» WHAT THE TASK ASKS
Among the lines of the records, please find those that contain the word "text" and copy them.

» EXERCISE INPUTS
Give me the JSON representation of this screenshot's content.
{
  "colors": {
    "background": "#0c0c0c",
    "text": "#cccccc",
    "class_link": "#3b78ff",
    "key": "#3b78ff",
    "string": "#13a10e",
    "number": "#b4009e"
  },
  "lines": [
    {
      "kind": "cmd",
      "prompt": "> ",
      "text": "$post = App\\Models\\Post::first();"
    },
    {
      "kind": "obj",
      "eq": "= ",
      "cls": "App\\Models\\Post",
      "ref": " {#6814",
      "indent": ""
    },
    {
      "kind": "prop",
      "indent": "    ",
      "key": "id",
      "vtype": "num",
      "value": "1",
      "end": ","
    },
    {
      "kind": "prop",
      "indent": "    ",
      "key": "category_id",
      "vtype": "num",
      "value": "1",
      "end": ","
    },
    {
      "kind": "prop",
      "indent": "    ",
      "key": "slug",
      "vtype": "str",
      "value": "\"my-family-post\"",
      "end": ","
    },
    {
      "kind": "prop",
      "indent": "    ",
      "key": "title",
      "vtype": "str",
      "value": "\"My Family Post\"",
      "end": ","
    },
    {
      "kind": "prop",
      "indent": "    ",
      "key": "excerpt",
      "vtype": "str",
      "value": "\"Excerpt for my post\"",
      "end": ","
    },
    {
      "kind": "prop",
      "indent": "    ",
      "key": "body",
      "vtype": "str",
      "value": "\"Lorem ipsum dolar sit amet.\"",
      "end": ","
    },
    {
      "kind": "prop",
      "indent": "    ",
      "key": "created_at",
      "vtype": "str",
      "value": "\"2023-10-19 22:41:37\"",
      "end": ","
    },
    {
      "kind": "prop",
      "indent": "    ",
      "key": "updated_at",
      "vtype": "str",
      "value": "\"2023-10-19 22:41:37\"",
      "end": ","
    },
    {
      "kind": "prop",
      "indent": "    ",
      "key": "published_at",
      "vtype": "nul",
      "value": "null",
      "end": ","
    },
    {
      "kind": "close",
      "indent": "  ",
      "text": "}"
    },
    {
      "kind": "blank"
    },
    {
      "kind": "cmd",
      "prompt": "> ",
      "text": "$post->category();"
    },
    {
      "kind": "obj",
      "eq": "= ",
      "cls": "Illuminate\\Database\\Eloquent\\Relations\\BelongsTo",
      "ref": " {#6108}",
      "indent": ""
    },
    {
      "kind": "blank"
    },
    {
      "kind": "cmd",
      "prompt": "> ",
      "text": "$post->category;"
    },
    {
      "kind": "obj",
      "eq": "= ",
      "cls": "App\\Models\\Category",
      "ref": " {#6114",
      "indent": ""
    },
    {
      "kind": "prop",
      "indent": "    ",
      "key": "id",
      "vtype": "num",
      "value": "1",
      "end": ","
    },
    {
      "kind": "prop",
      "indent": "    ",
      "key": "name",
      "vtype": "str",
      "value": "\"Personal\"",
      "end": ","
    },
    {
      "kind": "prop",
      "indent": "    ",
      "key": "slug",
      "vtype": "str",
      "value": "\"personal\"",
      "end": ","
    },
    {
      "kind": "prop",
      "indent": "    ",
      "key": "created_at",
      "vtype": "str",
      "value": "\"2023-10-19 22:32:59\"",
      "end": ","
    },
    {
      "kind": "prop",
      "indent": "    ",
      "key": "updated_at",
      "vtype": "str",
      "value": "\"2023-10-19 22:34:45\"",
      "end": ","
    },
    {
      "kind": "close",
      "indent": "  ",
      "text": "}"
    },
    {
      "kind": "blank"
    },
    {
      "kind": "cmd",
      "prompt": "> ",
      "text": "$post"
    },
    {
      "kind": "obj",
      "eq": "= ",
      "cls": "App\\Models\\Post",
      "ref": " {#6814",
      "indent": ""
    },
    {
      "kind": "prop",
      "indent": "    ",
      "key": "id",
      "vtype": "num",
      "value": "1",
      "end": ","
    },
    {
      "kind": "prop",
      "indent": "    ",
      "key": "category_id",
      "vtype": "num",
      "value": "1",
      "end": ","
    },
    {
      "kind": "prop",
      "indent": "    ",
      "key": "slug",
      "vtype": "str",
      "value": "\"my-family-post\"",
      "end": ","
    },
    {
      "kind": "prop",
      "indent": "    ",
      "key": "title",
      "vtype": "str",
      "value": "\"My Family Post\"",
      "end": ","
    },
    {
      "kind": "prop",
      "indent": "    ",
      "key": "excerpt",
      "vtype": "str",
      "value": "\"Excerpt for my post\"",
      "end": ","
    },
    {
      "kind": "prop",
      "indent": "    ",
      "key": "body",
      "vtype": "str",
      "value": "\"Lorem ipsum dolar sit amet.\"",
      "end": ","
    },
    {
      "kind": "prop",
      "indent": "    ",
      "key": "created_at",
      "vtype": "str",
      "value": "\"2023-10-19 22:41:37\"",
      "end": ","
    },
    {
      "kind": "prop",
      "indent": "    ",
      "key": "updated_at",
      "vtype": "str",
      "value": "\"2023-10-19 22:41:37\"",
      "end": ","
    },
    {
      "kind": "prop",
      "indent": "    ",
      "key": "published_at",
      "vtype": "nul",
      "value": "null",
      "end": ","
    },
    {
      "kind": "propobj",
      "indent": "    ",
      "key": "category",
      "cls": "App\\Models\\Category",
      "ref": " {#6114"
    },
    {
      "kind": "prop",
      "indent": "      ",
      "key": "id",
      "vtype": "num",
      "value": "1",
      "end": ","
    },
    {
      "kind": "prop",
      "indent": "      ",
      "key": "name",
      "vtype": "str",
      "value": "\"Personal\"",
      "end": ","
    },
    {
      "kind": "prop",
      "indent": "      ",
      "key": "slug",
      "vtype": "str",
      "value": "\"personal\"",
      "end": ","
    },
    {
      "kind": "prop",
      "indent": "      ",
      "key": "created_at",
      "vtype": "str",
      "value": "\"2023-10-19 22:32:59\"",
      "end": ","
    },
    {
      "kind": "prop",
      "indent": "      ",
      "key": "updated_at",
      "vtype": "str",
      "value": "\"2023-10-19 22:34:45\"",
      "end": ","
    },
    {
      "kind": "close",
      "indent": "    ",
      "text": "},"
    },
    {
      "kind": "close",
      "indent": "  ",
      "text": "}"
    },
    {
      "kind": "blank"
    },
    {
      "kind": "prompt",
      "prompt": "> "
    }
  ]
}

» REPLY TO THE TASK
    "text": "#cccccc",
      "text": "$post = App\\Models\\Post::first();"
      "text": "}"
      "text": "$post->category();"
      "text": "$post->category;"
      "text": "}"
      "text": "$post"
      "text": "},"
      "text": "}"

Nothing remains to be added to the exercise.